[Dataset rows describing interfaces]

*** Begin section ***

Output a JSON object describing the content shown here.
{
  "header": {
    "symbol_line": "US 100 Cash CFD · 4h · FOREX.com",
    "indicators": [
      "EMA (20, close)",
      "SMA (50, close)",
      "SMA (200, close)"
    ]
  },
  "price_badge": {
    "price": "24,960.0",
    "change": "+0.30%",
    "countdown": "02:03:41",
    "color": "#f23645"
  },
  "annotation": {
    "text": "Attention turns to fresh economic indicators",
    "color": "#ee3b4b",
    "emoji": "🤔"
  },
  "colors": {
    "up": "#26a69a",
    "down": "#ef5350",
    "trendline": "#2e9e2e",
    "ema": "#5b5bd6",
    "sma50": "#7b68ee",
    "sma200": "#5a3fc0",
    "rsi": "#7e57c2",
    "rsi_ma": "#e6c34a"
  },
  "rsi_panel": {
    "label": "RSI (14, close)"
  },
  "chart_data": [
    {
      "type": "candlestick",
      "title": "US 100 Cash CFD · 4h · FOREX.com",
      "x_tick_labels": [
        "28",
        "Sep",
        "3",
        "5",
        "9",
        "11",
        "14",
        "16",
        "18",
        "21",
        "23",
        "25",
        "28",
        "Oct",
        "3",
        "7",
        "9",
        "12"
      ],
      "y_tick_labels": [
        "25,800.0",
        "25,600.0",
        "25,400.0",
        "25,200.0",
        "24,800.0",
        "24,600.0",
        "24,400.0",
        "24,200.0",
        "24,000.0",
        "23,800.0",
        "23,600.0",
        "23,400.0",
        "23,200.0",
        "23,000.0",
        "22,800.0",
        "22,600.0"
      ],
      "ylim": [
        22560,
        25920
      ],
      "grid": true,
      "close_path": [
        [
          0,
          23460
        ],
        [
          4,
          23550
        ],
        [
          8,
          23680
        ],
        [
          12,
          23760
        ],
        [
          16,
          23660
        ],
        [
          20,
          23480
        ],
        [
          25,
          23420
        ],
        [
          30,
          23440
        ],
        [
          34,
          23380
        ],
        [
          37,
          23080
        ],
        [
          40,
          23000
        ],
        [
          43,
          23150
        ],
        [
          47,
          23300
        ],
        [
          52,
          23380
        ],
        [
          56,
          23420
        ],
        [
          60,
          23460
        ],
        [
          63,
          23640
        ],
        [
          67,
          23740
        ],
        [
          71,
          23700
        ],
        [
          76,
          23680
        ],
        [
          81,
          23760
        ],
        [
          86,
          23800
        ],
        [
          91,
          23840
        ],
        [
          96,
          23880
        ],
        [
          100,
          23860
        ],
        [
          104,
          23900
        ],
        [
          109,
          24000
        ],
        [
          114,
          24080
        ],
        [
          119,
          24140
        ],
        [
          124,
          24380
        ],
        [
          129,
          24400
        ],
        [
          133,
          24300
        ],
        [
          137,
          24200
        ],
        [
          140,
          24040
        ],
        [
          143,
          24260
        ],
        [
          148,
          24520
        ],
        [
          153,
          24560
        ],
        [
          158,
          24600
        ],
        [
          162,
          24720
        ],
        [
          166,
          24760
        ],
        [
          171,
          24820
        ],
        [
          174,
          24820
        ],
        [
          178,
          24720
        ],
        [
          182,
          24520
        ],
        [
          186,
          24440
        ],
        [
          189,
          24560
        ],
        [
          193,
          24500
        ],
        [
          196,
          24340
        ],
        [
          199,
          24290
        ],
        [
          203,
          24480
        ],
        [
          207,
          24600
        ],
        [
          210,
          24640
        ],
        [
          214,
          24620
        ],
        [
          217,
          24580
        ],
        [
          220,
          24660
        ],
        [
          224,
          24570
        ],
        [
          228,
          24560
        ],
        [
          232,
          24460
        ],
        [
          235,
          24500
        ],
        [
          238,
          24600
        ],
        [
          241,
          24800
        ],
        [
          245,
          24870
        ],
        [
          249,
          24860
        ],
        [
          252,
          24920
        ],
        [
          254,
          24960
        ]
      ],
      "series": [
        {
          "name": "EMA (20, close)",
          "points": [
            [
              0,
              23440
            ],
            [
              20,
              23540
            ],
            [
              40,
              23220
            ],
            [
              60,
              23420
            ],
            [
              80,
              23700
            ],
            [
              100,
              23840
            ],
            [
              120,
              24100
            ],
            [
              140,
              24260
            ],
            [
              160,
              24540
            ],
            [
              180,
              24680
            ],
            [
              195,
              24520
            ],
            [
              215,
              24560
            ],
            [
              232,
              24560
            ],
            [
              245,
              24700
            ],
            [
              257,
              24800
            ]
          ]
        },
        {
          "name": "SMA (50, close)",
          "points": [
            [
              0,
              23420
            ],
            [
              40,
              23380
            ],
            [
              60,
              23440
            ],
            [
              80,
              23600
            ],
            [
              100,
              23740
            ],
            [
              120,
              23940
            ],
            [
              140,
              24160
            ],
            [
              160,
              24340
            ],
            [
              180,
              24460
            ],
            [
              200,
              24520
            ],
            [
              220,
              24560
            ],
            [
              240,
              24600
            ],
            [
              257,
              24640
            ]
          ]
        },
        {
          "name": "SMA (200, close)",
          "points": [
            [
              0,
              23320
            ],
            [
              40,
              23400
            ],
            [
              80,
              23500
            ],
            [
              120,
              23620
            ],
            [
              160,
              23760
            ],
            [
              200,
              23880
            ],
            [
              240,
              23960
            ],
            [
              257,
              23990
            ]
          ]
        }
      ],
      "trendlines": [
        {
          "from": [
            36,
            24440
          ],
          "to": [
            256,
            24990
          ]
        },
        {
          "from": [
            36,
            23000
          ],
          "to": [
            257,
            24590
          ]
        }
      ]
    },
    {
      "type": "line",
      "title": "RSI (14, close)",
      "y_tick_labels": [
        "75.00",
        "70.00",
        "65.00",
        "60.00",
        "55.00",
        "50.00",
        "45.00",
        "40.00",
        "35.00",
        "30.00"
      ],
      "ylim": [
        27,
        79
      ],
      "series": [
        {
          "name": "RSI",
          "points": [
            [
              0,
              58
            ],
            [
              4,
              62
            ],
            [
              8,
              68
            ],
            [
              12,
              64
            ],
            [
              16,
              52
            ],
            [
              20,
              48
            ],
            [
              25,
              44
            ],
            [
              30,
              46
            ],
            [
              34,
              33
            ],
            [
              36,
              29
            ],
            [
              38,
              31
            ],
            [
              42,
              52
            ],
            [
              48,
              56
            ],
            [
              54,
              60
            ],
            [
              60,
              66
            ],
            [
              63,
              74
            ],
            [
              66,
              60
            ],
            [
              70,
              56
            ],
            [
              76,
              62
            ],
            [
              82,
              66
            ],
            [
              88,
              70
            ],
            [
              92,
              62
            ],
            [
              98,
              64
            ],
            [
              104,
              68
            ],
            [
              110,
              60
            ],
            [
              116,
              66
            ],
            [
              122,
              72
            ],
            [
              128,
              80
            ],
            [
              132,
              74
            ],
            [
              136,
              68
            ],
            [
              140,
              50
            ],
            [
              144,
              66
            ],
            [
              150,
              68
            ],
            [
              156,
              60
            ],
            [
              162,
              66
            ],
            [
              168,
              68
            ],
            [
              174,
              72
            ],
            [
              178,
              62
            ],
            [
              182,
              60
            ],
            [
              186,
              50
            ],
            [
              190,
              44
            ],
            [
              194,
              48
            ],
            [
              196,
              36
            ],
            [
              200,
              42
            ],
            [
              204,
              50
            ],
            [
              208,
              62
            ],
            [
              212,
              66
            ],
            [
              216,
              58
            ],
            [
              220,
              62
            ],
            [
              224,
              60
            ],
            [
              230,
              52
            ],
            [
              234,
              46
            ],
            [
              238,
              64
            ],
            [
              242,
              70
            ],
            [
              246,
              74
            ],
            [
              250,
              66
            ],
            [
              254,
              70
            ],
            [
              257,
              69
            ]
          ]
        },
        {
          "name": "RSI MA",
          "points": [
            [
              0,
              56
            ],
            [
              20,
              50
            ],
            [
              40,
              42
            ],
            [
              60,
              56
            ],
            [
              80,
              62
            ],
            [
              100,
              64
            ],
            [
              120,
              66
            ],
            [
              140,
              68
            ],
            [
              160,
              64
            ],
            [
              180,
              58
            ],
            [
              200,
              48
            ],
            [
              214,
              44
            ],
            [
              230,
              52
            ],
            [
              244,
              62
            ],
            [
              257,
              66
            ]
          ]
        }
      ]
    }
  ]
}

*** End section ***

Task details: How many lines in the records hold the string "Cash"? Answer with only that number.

Written solution: 2